Search the records below for the string "true" and report only the number of lines that contain it.
Supplied entries START
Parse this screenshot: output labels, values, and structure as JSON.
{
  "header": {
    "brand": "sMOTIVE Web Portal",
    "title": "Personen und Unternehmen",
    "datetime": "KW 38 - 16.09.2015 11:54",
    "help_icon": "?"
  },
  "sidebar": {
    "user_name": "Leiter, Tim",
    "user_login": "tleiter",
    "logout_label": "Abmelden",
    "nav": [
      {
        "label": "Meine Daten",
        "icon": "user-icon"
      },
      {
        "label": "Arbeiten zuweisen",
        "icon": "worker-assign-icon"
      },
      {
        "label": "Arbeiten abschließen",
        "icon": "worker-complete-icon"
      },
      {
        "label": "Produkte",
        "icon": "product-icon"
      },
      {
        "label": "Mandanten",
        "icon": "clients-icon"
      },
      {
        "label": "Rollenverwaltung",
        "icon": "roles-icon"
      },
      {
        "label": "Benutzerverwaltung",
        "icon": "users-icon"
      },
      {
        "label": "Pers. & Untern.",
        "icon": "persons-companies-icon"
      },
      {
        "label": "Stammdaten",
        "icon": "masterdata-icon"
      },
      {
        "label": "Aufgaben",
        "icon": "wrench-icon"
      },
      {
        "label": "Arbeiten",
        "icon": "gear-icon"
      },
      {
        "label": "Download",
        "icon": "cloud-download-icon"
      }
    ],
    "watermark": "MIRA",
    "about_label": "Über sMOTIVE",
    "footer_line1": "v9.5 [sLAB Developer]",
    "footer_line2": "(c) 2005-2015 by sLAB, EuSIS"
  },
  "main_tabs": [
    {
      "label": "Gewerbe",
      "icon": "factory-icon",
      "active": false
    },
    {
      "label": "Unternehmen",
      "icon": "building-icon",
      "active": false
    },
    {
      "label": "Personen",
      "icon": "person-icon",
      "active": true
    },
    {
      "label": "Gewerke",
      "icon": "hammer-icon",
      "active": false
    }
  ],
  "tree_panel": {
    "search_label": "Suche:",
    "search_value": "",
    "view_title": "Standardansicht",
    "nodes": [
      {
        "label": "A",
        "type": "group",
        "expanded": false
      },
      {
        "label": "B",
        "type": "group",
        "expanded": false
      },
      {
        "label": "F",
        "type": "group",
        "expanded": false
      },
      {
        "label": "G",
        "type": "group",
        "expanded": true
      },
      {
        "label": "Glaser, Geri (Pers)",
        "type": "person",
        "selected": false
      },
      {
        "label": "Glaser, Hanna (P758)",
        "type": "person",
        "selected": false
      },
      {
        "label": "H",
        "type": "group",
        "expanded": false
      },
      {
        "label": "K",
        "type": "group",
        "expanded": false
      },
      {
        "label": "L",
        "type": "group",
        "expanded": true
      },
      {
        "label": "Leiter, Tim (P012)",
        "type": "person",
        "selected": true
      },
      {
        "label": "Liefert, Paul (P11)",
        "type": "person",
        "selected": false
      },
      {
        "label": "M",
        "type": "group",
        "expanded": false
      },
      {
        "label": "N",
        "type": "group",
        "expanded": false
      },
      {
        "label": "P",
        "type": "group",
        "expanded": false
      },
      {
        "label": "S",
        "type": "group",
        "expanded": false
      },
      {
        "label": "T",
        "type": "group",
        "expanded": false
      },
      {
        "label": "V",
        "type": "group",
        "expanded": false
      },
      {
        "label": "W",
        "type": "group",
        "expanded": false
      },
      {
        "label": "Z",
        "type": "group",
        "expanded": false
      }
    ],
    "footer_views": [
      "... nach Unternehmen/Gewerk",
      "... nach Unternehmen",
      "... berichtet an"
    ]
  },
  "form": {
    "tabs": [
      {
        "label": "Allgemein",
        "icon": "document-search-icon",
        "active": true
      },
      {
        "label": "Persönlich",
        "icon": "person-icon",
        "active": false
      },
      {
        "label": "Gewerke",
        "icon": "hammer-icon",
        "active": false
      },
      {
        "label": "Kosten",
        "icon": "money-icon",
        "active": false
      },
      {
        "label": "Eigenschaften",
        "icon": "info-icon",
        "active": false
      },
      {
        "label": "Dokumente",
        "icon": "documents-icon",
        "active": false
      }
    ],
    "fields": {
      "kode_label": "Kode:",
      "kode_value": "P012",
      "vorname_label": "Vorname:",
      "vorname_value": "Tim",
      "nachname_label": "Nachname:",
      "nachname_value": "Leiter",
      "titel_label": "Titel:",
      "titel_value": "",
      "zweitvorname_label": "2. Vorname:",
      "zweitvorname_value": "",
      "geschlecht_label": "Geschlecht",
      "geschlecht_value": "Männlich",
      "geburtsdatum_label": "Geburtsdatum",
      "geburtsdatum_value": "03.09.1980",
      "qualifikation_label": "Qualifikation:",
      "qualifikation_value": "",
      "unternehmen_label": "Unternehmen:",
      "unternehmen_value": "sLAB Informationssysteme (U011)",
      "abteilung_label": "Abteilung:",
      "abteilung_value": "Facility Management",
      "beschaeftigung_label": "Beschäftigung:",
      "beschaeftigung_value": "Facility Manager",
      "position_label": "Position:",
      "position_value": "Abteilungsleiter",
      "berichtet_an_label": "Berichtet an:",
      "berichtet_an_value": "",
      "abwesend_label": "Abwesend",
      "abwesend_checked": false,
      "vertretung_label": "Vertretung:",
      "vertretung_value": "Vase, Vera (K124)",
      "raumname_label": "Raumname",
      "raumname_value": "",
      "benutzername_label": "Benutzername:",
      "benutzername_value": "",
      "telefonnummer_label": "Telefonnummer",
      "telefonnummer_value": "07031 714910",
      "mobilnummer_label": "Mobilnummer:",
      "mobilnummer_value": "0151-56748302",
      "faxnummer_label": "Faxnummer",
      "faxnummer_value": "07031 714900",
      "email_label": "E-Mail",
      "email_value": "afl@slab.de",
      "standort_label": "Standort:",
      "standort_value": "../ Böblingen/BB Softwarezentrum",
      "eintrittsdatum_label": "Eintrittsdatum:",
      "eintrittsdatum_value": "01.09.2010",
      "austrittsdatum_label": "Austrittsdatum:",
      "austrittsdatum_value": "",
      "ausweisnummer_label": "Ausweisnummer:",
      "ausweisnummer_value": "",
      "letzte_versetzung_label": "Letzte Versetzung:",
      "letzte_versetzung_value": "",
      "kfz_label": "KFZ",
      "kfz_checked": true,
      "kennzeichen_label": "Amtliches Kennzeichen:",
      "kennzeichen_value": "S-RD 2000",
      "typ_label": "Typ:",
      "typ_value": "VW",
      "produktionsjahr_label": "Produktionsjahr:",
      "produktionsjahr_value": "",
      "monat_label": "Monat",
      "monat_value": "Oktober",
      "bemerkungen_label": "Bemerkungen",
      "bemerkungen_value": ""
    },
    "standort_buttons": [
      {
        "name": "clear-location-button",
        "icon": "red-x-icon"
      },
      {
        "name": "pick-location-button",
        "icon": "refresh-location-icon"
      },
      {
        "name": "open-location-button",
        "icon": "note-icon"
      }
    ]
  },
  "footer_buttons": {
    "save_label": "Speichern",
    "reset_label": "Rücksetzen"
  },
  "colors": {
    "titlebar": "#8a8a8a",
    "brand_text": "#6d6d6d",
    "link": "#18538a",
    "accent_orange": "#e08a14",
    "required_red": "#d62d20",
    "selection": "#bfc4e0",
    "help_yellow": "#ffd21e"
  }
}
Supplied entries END
**Reply to the task:**
6